First 24 hours:
- Traveled 162 miles
- Moving boat speed of 6.7
- Top speed of 12.8.
Day 2 was uneventful – yeah! We sailed almost the entire day without engines, read books/magazines, and held our course. Due to the inconsistent sleeping patterns, we all tried to catch a few extra zzzz’s during the day. Matt created feasts for lunch and dinner and our night shifts started again.
As I sat at the helm at 2am, with both boys asleep, and “Alive” by Shia playing in my ears, I gazed down toward the phosphorescence and could not help but be inspired. I love these little guys and wanted so badly to capture it on camera—but it just did not work. Then I wanted to jump in and be covered by all their glory – would they light up in my hair? Would they make me glow? Would I feel like a princess with these amazing little creatures around me? Surely it was the sleep deprivation talking as a swim in the middle of the ocean, at night, in pitch black, with the boat moving at 9+ knots is not a good idea. But, then I thought, why do we as humans always want to capture beauty rather than just enjoy it (why do we feel the urge to pick the prettiest rose)? Maybe because I am not sure I will see them again or because they make me feel so special, but I so wanted to capture their beauty and share it with you.

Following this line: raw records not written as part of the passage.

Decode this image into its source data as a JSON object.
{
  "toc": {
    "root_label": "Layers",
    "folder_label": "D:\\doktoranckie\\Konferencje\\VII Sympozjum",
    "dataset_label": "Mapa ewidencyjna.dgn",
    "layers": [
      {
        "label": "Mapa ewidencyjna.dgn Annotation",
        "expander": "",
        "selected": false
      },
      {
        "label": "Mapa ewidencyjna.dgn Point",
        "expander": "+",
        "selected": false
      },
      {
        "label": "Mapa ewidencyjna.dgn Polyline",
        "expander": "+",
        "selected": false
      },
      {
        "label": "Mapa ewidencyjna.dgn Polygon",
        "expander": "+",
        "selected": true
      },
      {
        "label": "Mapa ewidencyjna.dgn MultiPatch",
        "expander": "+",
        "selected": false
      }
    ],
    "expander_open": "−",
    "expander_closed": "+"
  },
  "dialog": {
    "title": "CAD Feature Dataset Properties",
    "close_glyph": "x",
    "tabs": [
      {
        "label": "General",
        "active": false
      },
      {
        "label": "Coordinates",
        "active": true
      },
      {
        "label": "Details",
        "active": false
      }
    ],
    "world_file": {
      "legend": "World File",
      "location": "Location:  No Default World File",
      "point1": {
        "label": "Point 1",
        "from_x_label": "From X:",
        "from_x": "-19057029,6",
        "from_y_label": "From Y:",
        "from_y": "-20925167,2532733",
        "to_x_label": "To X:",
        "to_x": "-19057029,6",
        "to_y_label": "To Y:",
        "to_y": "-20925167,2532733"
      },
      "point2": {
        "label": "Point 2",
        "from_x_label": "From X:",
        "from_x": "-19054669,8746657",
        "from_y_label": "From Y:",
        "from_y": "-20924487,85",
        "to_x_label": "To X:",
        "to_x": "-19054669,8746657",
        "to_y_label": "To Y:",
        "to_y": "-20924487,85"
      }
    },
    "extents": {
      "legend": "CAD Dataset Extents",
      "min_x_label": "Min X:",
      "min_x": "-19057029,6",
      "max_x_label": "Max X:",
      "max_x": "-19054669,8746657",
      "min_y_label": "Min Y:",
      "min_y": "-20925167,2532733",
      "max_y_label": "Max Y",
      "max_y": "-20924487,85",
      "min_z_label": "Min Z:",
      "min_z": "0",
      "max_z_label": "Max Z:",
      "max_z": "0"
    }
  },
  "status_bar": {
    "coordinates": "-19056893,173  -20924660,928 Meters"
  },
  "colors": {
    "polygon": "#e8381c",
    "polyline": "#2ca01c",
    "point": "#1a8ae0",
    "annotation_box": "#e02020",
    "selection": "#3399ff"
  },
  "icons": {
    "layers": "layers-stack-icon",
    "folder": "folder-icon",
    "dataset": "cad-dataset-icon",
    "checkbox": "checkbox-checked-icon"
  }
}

Second 24 hours:
- Traveled 183 miles
- Moving boat speed of 7.2
- Top speed of 12.8 (from the day before).
- Only 60 km to go
It was pretty darn exciting to go to bed at 7p knowing that when I woke up for my 12-3 shift we would be arriving later that day. When my shift began we had 108 km to go and when it ended we were at 84 km left. I crashed after my shift and woke up 3 hours later with about 60 km to go. We would arrive during daylight and we were all thrilled!
We were also blessed with several dolphins swimming at the stern – strange as they normally like to swim at the bow. They did not stay with us very long, but we sure did enjoy watching them. We arrived on the East side and went around the North side of the island to get to the one mooring spot. The entire island is a National Marine Park so you are not allowed to anchor anywhere near the island and frankly, it is too deep. We easily spotted the marine field where 20 of the 40 moorings were already taken. We knew the moorings belonged to the Harbor Village Marina, but first we needed to visit the police station to let them know we were here. They were super helpful and said that we all could come to shore even though we have not officially cleared into the country (Customs and Immigration were closed until Monday morning). We then took the dinghy by the marina but they were closed too – so we showered and treated ourselves to a nice dinner at Karel’s Bar, right on the water, overlooking the entire bay.
- Traveled 80 miles
- Moving boat speed of 7.3
- Top speed of 14.0
- Total miles traveled were 425
- Total moving time of 57 hours 15 minutes
Trip Computer – good trip!